AIM OF THE EXERCISE — The expected copy holds every entry exactly and none of the pictures.

Excerpts from an interface dataset:
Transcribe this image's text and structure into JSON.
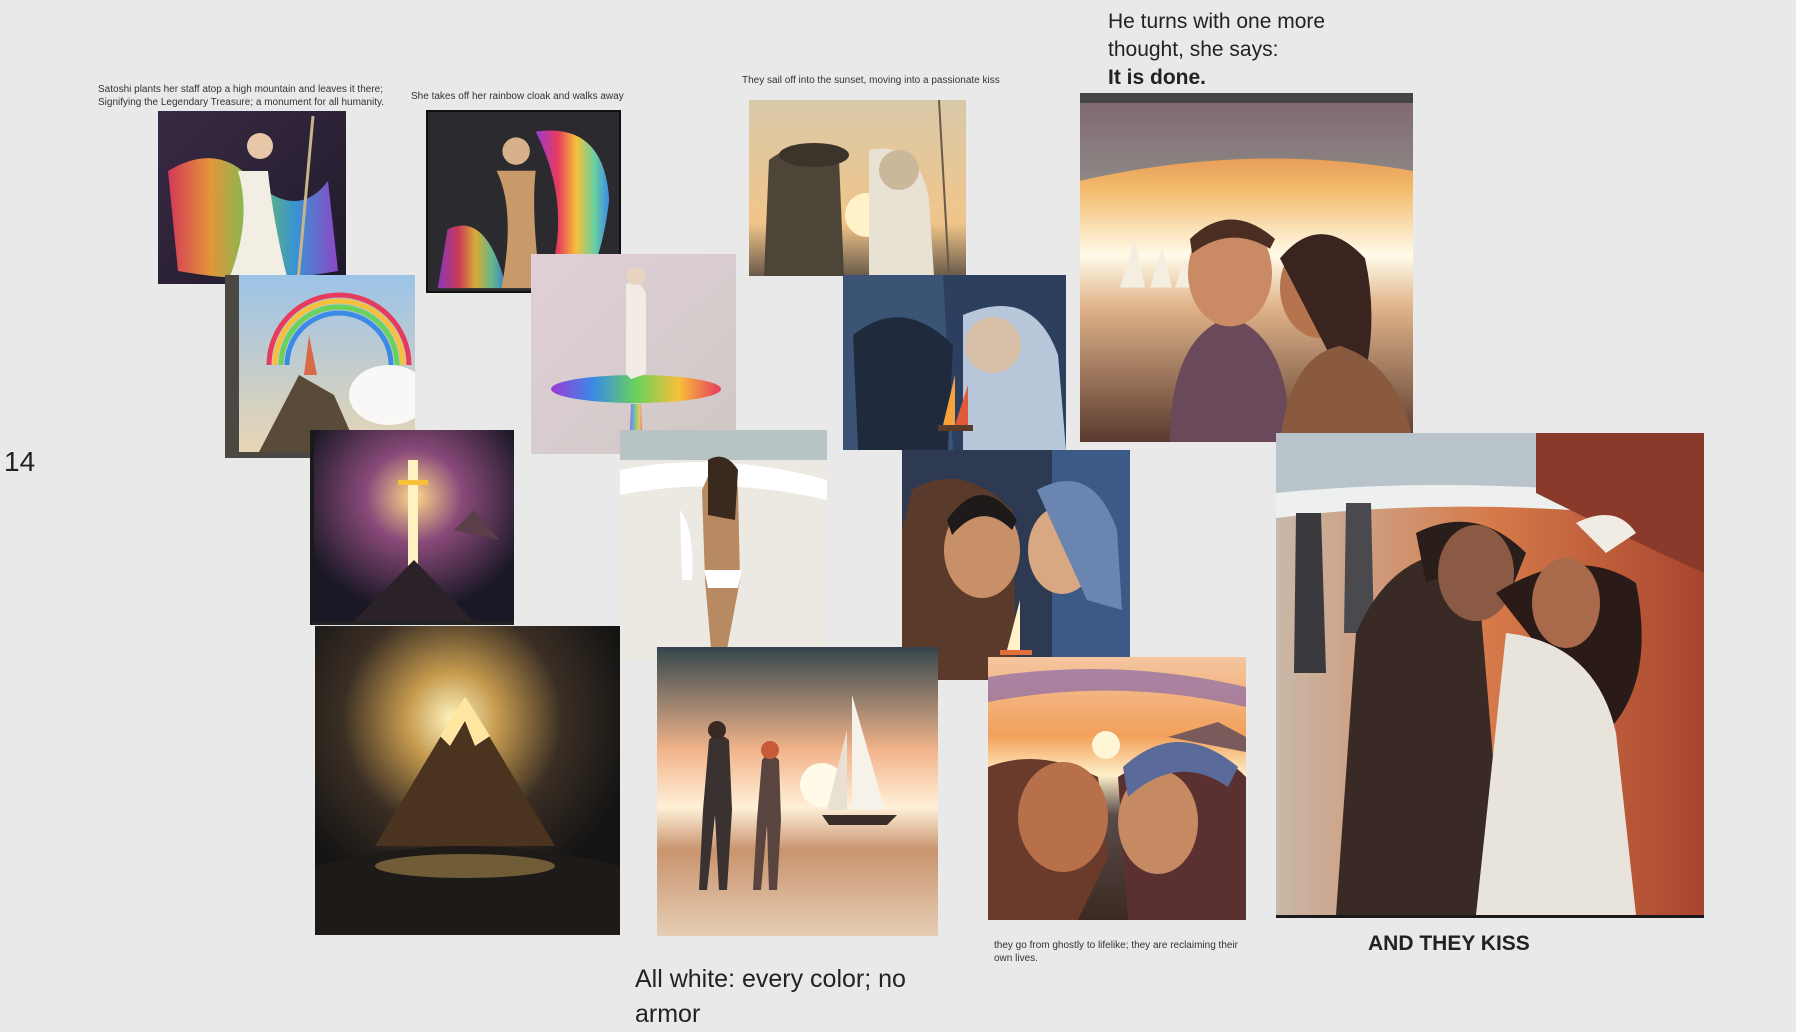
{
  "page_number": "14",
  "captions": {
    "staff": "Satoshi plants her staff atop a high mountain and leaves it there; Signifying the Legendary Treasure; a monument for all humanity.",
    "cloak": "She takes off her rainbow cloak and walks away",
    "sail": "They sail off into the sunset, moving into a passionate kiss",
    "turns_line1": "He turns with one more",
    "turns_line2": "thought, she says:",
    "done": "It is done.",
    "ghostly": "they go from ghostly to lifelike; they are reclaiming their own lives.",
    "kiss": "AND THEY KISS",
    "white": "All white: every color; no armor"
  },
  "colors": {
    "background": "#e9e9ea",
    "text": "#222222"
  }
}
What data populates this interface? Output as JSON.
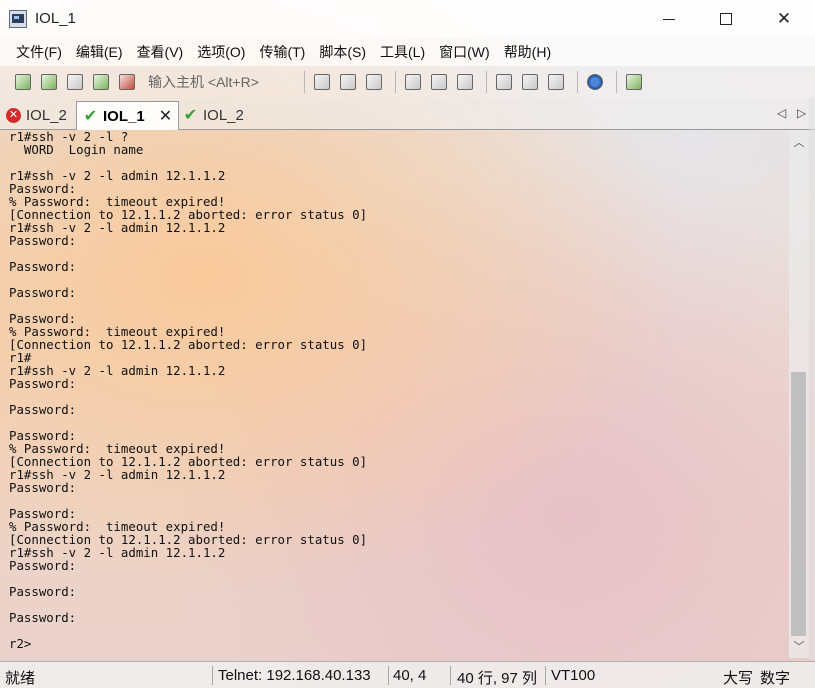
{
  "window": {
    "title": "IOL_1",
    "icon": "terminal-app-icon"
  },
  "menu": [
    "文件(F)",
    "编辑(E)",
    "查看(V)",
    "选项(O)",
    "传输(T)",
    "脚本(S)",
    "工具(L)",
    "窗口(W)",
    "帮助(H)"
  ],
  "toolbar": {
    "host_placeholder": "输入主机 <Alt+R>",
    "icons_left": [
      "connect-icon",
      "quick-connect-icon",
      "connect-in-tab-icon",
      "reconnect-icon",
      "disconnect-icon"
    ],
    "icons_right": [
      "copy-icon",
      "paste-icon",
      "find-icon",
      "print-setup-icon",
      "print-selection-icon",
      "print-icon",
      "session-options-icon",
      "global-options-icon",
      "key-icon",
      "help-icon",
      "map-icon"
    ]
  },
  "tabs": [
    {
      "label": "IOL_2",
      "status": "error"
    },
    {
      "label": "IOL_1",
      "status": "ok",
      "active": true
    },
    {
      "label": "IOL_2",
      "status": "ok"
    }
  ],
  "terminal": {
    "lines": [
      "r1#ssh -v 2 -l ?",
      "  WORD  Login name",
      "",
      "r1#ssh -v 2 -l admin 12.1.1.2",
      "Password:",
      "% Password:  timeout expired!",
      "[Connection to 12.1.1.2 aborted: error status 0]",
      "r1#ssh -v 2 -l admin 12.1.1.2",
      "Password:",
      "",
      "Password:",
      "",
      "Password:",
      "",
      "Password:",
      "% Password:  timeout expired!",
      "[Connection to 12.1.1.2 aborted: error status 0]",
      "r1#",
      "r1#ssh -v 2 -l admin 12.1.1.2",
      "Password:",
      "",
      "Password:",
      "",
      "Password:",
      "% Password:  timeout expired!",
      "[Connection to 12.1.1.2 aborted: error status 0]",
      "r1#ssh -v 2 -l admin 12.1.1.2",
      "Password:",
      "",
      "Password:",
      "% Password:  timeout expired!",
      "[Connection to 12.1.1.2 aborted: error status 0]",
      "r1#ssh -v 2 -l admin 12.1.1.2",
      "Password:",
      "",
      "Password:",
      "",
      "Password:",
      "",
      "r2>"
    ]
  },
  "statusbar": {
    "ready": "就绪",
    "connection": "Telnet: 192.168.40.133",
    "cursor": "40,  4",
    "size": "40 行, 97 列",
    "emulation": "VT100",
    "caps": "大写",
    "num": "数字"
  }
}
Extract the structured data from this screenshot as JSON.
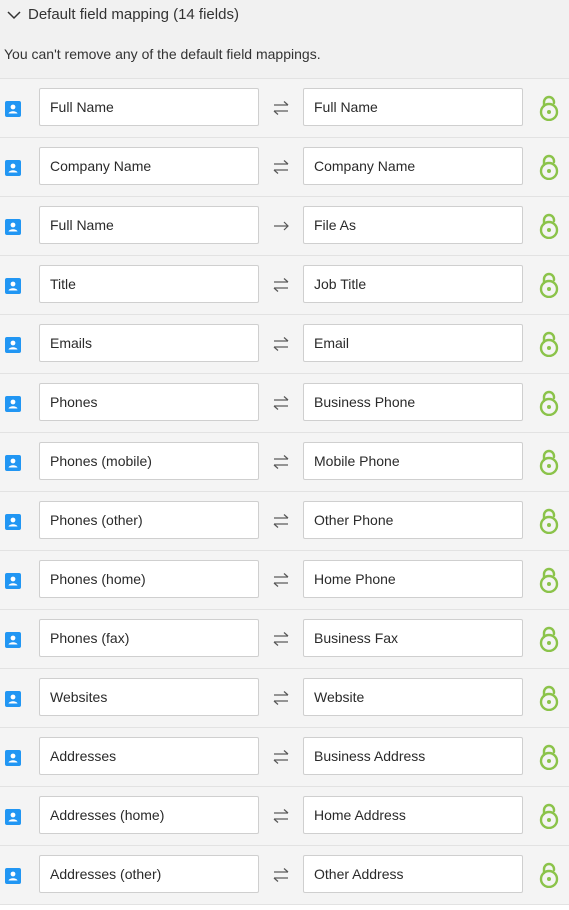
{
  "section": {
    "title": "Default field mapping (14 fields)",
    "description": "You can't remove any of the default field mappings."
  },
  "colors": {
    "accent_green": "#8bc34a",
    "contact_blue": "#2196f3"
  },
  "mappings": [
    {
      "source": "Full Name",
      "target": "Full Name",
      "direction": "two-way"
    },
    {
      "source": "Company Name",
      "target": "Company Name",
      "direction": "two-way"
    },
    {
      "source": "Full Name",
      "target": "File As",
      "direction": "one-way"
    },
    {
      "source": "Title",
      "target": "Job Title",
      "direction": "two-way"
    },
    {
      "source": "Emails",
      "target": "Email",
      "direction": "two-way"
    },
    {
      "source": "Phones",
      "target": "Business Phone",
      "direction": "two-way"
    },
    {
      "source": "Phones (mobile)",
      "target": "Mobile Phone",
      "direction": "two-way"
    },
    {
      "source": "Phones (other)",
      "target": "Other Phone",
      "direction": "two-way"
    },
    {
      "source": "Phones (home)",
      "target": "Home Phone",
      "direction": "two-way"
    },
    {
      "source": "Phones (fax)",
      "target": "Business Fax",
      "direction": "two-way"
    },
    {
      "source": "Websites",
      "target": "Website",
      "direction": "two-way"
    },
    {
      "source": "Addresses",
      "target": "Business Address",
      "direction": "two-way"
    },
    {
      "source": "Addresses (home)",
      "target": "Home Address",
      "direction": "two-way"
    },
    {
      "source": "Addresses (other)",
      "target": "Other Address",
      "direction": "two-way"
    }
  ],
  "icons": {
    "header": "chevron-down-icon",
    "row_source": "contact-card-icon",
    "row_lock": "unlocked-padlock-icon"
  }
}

TASK RESULT —
Transcribe this image's text and structure into JSON.
{
  "page_number": "14",
  "captions": {
    "staff": "Satoshi plants her staff atop a high mountain and leaves it there; Signifying the Legendary Treasure; a monument for all humanity.",
    "cloak": "She takes off her rainbow cloak and walks away",
    "sail": "They sail off into the sunset, moving into a passionate kiss",
    "turns_line1": "He turns with one more",
    "turns_line2": "thought, she says:",
    "done": "It is done.",
    "ghostly": "they go from ghostly to lifelike; they are reclaiming their own lives.",
    "kiss": "AND THEY KISS",
    "white": "All white: every color; no armor"
  },
  "colors": {
    "background": "#e9e9ea",
    "text": "#222222"
  }
}
What data populates this interface? Output as JSON.
{
  "window": {
    "title": "IOL_1",
    "icon": "terminal-app-icon"
  },
  "menu": [
    "文件(F)",
    "编辑(E)",
    "查看(V)",
    "选项(O)",
    "传输(T)",
    "脚本(S)",
    "工具(L)",
    "窗口(W)",
    "帮助(H)"
  ],
  "toolbar": {
    "host_placeholder": "输入主机 <Alt+R>",
    "icons_left": [
      "connect-icon",
      "quick-connect-icon",
      "connect-in-tab-icon",
      "reconnect-icon",
      "disconnect-icon"
    ],
    "icons_right": [
      "copy-icon",
      "paste-icon",
      "find-icon",
      "print-setup-icon",
      "print-selection-icon",
      "print-icon",
      "session-options-icon",
      "global-options-icon",
      "key-icon",
      "help-icon",
      "map-icon"
    ]
  },
  "tabs": [
    {
      "label": "IOL_2",
      "status": "error"
    },
    {
      "label": "IOL_1",
      "status": "ok",
      "active": true
    },
    {
      "label": "IOL_2",
      "status": "ok"
    }
  ],
  "terminal": {
    "lines": [
      "r1#ssh -v 2 -l ?",
      "  WORD  Login name",
      "",
      "r1#ssh -v 2 -l admin 12.1.1.2",
      "Password:",
      "% Password:  timeout expired!",
      "[Connection to 12.1.1.2 aborted: error status 0]",
      "r1#ssh -v 2 -l admin 12.1.1.2",
      "Password:",
      "",
      "Password:",
      "",
      "Password:",
      "",
      "Password:",
      "% Password:  timeout expired!",
      "[Connection to 12.1.1.2 aborted: error status 0]",
      "r1#",
      "r1#ssh -v 2 -l admin 12.1.1.2",
      "Password:",
      "",
      "Password:",
      "",
      "Password:",
      "% Password:  timeout expired!",
      "[Connection to 12.1.1.2 aborted: error status 0]",
      "r1#ssh -v 2 -l admin 12.1.1.2",
      "Password:",
      "",
      "Password:",
      "% Password:  timeout expired!",
      "[Connection to 12.1.1.2 aborted: error status 0]",
      "r1#ssh -v 2 -l admin 12.1.1.2",
      "Password:",
      "",
      "Password:",
      "",
      "Password:",
      "",
      "r2>"
    ]
  },
  "statusbar": {
    "ready": "就绪",
    "connection": "Telnet: 192.168.40.133",
    "cursor": "40,  4",
    "size": "40 行, 97 列",
    "emulation": "VT100",
    "caps": "大写",
    "num": "数字"
  }
}
Extract the structured data from this screenshot as JSON.
{
  "section": {
    "title": "Default field mapping (14 fields)",
    "description": "You can't remove any of the default field mappings."
  },
  "colors": {
    "accent_green": "#8bc34a",
    "contact_blue": "#2196f3"
  },
  "mappings": [
    {
      "source": "Full Name",
      "target": "Full Name",
      "direction": "two-way"
    },
    {
      "source": "Company Name",
      "target": "Company Name",
      "direction": "two-way"
    },
    {
      "source": "Full Name",
      "target": "File As",
      "direction": "one-way"
    },
    {
      "source": "Title",
      "target": "Job Title",
      "direction": "two-way"
    },
    {
      "source": "Emails",
      "target": "Email",
      "direction": "two-way"
    },
    {
      "source": "Phones",
      "target": "Business Phone",
      "direction": "two-way"
    },
    {
      "source": "Phones (mobile)",
      "target": "Mobile Phone",
      "direction": "two-way"
    },
    {
      "source": "Phones (other)",
      "target": "Other Phone",
      "direction": "two-way"
    },
    {
      "source": "Phones (home)",
      "target": "Home Phone",
      "direction": "two-way"
    },
    {
      "source": "Phones (fax)",
      "target": "Business Fax",
      "direction": "two-way"
    },
    {
      "source": "Websites",
      "target": "Website",
      "direction": "two-way"
    },
    {
      "source": "Addresses",
      "target": "Business Address",
      "direction": "two-way"
    },
    {
      "source": "Addresses (home)",
      "target": "Home Address",
      "direction": "two-way"
    },
    {
      "source": "Addresses (other)",
      "target": "Other Address",
      "direction": "two-way"
    }
  ],
  "icons": {
    "header": "chevron-down-icon",
    "row_source": "contact-card-icon",
    "row_lock": "unlocked-padlock-icon"
  }
}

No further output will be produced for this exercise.